The blues didn’t evolve in the rarefied atmosphere of festival stages and concert halls. The music was played on grocery store porches, at family hog slaughters, and inside neighborhood drinkhouses. It was local, and it was personal.
That’s why the place to be Sunday night was a New Orleans bar aptly called The Place to Be.
The Place to Be is located on a non-descript commercial strip on Claiborne Avenue in the city’s Central City neighborhood. An employee unlocked the front door to admit us, and once inside, we were immediately welcomed as if we were old friends in a family rec room. The ceilings were low; Christmas lights hung over the bar; and red light bulbs filled the ceiling-fan sockets. Several women dished out large places of ribs with red beans and rice—free to customers on Saints game days.
Sunday night’s gathering was a celebration of trombone player Doc Lewis’ birthday. A musician who played with James Brown’s band, Lewis (left) is now a fixture on the streets of the French Quarter. In keeping with local tradition, well-wishers pinned dollar bills onto Lewis’ shirt as he got ready to play an electrifying set. He was joined by some top-flight musicians, including blues guitarist John T. Lewis (below, red shirt), who has played with R&B legends like Jean Knight (“Mr. Big Stuff”) and Ernie K-Doe (“Mother-in-Law”); Robert “BJ” Harvey, the bass guitarist for Soul Queen Irma Thomas; keyboard player Jake Francis; and crooner extraordinaire C.P. Love (bottom photo), who has opened for the likes of B.B. King and whose voice filled the room with a tangible charge. When the drummer, Tokyo native Miyumi Shara, was introduced, a table full of women in Saints T-shirts shouted, “Sister!”

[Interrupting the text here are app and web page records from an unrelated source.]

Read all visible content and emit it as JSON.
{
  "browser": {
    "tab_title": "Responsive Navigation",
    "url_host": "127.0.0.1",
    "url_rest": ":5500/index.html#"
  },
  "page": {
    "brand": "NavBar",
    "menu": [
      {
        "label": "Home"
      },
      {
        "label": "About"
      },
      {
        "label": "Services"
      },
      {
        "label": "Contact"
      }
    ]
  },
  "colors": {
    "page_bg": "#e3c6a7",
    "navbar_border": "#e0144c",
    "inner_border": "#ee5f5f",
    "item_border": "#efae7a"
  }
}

This was a bar full of friends celebrating the birthday of one of their own, and the music sizzled with an emotional intensity born of that intimacy. Customers leaned into the musicians to whisper requests; they danced at their tables; they threw their heads back in laughter as Doc Lewis wove this way through the bar playing his trombone in the faces of his loved ones. They traded good-natured banter with the trombonist about how many weeks one properly celebrates a birthday. A bartender recruited several patrons to carry in even more food from a waiting car. A big screen in back broadcast a series of sporting events, but no one paid attention. The party was up front.
Two days later, John T. Lewis told us that The Place to Be reminds him of the bars he started playing thirty years ago. “If you could imagine: Smoke-filled room. You walk in there, man, and you know it’s going to be great because of the excitement in the air and the anticipation of the audience. I would actually look for a particular type of place that had a certain smell. It’s the aroma of what was about to happen.” What was that smell? we asked him. “It was spitoons,” he said. “And liquor. Old spilled liquor on the bars and beer and cigars. And smoke. And stuff.”
“We would play in those places until our fingers bled,” he said. “We didn’t want to leave.”
We would not have discovered The Place to Be if not for our scheduled interview with John T. Lewis. The gig was not listed in the WWOZ community calendar or the alternative newspaper Gambit. New Orleans has fewer of these neighborhood bars than it used to, where neighbors could gather to hear blues and R&B in a true community environment. But they’re still out there, providing as authentic a blues experience as one could imagine in the Crescent City.